** Exercise material follows **

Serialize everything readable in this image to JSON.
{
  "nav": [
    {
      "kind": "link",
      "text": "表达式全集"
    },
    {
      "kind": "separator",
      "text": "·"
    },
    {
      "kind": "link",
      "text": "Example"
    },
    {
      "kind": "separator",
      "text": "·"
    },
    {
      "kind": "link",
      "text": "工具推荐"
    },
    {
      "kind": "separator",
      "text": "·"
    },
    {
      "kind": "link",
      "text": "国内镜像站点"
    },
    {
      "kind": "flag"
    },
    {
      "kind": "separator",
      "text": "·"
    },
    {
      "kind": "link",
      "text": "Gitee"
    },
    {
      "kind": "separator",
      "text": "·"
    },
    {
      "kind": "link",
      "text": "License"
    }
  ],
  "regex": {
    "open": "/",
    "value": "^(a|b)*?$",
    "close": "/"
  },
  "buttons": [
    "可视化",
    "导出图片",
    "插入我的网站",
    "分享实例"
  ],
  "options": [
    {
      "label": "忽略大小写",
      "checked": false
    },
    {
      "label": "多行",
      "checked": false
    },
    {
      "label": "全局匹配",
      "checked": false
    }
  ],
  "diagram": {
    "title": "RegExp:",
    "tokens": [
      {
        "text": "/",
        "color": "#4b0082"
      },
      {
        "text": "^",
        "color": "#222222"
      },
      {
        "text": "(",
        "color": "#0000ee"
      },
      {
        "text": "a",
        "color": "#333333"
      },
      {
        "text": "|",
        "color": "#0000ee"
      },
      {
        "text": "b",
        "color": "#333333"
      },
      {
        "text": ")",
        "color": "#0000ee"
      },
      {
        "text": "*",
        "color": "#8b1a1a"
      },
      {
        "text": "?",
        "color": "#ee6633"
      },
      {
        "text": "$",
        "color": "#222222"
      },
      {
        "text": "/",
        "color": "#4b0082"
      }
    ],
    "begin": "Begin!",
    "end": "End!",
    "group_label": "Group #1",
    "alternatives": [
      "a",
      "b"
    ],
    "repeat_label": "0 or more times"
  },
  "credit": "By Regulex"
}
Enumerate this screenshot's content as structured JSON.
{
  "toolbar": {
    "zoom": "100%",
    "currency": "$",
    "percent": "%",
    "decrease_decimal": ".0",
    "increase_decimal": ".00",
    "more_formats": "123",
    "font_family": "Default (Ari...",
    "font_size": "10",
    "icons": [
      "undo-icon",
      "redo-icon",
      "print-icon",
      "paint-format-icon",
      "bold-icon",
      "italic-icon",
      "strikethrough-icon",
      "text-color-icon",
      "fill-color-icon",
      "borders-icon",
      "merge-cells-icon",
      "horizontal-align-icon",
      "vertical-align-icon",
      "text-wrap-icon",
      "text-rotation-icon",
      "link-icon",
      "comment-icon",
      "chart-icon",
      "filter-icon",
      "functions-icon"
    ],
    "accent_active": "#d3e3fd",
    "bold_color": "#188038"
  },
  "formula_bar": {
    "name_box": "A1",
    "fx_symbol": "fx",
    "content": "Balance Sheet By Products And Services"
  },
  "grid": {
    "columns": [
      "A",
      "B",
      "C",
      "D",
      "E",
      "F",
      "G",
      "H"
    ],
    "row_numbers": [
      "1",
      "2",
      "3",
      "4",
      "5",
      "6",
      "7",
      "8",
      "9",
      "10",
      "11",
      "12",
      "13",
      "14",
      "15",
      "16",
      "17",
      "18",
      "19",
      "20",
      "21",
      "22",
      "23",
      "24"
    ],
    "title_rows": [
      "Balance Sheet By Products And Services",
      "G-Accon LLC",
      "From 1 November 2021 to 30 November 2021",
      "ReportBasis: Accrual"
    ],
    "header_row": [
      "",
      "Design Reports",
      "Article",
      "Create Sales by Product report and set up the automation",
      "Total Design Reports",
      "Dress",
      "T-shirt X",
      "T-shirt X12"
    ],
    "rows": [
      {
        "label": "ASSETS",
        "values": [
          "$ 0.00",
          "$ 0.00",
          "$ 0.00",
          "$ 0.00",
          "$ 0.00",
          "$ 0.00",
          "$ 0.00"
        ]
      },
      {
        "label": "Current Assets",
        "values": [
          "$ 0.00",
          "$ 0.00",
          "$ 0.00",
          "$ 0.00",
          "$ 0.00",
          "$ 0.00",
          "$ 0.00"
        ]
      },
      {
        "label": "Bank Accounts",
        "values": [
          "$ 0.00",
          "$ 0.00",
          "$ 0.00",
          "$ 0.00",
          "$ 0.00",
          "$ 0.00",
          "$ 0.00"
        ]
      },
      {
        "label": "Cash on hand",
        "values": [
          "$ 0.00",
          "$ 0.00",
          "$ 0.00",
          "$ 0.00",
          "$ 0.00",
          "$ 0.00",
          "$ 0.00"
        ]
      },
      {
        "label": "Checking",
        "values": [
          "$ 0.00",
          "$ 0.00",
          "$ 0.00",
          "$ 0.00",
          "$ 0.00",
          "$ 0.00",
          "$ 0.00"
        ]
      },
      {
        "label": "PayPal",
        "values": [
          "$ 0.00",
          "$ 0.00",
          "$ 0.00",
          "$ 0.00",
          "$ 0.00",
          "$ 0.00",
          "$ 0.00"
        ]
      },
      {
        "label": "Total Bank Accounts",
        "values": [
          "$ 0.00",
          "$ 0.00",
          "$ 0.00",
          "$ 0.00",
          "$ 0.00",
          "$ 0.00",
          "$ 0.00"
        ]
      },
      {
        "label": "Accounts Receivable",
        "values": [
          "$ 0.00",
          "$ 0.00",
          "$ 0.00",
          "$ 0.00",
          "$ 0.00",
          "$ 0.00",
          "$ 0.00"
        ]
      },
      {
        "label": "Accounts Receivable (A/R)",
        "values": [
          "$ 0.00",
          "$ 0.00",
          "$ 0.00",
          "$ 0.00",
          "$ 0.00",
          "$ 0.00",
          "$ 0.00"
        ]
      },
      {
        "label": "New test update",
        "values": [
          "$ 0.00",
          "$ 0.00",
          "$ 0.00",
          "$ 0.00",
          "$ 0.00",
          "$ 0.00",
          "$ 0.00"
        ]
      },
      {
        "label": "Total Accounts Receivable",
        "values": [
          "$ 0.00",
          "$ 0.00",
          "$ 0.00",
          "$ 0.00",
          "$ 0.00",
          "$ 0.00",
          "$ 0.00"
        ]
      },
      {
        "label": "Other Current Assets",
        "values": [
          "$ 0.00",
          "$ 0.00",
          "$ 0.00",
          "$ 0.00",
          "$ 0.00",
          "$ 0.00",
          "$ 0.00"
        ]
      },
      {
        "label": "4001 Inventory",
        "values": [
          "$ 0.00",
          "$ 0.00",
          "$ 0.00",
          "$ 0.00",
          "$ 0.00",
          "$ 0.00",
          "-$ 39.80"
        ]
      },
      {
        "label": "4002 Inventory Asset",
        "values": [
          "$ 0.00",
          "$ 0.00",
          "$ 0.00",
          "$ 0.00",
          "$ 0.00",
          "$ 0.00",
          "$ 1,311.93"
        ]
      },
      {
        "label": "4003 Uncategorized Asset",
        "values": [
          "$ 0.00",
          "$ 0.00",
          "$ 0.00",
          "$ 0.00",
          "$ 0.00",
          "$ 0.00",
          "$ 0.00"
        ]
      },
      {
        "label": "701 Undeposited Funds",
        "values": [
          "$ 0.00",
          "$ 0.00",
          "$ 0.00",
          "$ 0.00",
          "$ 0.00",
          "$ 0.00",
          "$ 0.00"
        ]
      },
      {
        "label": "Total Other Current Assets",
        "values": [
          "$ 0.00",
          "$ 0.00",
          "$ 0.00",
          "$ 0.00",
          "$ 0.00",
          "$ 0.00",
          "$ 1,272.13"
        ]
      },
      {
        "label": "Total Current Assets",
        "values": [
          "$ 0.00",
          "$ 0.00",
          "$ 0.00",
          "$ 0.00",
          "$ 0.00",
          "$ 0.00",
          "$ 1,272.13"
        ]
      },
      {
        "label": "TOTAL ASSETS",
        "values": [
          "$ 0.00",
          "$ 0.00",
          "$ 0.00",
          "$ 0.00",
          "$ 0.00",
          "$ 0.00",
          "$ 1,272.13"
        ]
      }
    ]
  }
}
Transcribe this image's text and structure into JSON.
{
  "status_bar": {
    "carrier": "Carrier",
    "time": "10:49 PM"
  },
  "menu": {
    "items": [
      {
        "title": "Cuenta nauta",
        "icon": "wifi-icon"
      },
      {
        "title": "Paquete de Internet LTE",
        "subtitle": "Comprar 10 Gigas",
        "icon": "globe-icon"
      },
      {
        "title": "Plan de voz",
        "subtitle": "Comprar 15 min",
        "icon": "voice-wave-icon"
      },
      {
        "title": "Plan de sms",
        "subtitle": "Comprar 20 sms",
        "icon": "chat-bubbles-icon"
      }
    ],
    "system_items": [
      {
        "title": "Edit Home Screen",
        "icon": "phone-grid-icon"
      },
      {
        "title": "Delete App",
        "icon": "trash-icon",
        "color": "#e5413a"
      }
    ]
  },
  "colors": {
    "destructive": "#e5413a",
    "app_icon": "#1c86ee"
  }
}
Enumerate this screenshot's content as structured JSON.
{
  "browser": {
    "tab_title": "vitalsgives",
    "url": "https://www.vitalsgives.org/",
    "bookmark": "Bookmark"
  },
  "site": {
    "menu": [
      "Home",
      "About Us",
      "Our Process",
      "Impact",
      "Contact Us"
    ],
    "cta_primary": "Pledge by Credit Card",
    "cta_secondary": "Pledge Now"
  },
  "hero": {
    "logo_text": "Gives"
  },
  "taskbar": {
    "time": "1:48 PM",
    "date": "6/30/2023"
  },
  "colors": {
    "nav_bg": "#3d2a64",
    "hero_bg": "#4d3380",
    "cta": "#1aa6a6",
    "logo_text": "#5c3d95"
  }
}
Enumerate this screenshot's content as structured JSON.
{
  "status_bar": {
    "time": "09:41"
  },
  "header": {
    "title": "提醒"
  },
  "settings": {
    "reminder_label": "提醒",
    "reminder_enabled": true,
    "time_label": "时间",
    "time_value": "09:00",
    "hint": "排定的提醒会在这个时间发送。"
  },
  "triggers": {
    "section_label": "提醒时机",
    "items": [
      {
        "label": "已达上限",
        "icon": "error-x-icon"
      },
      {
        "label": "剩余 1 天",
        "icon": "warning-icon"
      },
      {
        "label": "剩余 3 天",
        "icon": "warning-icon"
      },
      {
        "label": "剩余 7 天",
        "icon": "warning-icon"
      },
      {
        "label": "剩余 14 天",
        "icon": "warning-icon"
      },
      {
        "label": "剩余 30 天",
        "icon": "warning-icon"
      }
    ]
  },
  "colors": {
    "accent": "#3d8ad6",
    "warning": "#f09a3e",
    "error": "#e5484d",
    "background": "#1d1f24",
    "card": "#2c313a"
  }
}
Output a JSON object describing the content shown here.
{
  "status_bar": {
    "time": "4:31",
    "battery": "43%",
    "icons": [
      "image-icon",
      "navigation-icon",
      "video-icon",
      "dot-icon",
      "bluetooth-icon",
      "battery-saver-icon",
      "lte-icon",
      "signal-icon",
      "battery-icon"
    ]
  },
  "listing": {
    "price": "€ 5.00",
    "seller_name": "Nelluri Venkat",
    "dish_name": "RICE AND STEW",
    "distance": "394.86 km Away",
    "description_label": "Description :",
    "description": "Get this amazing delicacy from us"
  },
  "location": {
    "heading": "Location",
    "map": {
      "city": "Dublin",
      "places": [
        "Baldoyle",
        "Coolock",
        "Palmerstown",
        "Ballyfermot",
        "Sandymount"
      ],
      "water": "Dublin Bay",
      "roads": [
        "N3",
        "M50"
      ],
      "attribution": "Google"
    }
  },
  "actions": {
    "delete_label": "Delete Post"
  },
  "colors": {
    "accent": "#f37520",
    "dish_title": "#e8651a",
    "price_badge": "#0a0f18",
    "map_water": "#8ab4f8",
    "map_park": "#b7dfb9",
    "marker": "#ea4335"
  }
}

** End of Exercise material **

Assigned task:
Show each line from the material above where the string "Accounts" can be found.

Task solution:
        "label": "Bank Accounts",
        "label": "Total Bank Accounts",
        "label": "Accounts Receivable",
        "label": "Accounts Receivable (A/R)",
        "label": "Total Accounts Receivable",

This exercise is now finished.